by Catarina Rivera
Obesity is not just a health issue; it’s an economic issue as well. Obesity costs private US companies an estimated $45 billion annually for medical expenses and work loss. A study found that 67.8 percent of the cost was due to presenteeism, or reduced productivity due to illness. This is consistent with a 2010 study from the Netherlands where obese workers reported taking more sick days and feeling less productive than peers. Obesity is hurting our economy, and businesses need to take an active role in fighting this epidemic. As businesses take on this problem, they might develop innovative new strategies for reducing obesity and increase their bottom line along the way.
The precedent for requiring business involvement in the obesity crisis has already been set in Japan. In 2008, Japan issued governmental guidelines for waist measurements for men and women. Companies and local governments that fail to meet benchmarks incur fines. Similarly, Alabama passed a law in 2008 that introduced a fine for obese state employees who fail to improve their health within a year of an initial screening.
Not everyone thinks companies benefit from fighting obesity. According to Forbes, Eric Finkelstein, a health economist, believes that businesses do not have a vested interest in dealing with obesity because employees are largely transient, only staying at a job for an average of 4.5 years. Therefore, they won’t see the benefits of helping those employees. Also, obesity-related health problems may take a while to emerge. This opinion does not take into account the loss in productive work time and revenue that companies experience. Improving health and wellness in employees has the potential to yield benefits even within a 4.5 year window.
One issue to note is the debate over whether paying for weight-loss surgery actually benefits companies. Obese employees who qualify for this surgery are high-cost employees with high rates of absenteeism. Employers risk their leaving the job before the costs are recouped. Bariatric surgery is a weak strategy for companies addressing obesity because it is high-cost and low-impact, concentrating a lot of resources on individuals. It would be more effective for companies to implement comprehensive strategies affecting all employees, such as providing health coaches or creating healthy lunch options.
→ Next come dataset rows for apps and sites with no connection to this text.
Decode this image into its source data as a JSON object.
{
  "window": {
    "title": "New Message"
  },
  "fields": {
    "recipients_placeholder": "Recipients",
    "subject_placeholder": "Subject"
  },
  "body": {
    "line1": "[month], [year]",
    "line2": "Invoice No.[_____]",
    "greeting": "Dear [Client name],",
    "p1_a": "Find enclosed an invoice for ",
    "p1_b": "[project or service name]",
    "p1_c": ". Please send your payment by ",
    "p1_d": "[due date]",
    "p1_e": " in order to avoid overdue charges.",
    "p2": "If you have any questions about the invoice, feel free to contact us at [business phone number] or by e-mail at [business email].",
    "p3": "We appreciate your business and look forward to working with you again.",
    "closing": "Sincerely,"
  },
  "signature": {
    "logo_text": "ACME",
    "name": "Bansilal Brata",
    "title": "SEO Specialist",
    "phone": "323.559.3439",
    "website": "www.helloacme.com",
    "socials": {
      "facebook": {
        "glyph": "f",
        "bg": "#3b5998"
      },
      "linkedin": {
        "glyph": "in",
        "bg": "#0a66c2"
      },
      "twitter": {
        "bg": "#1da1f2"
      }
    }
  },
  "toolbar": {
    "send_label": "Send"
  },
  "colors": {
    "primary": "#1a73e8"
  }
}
Many companies already have in-house wellness programs and have found that penalties work better than incentives in fostering employee participation. These companies should expand their programs and share best practices.
The United States is home to 139 of the 2010 Global Fortune 500 companies. Clearly, we have a talented business sector and we need to maintain our strength. Obesity is a large obstacle for our continued economic growth, and businesses need to play an active role in curbing the epidemic. Complex problems like obesity can only be solved by an alliance across all sectors. Companies need to recognize the negative impact obesity has on their bottom line and start focusing on reducing obesity in their workforce. When businesses apply their skills to the obesity crisis, innovative solutions may emerge.
This is part of a series exploring the current obesity epidemic.
To learn more about Catarina Rivera, visit her website.
Disclaimer: The views and opinions expressed in this article are solely those
of the author and should not be understood to be shared by Being Latino, Inc.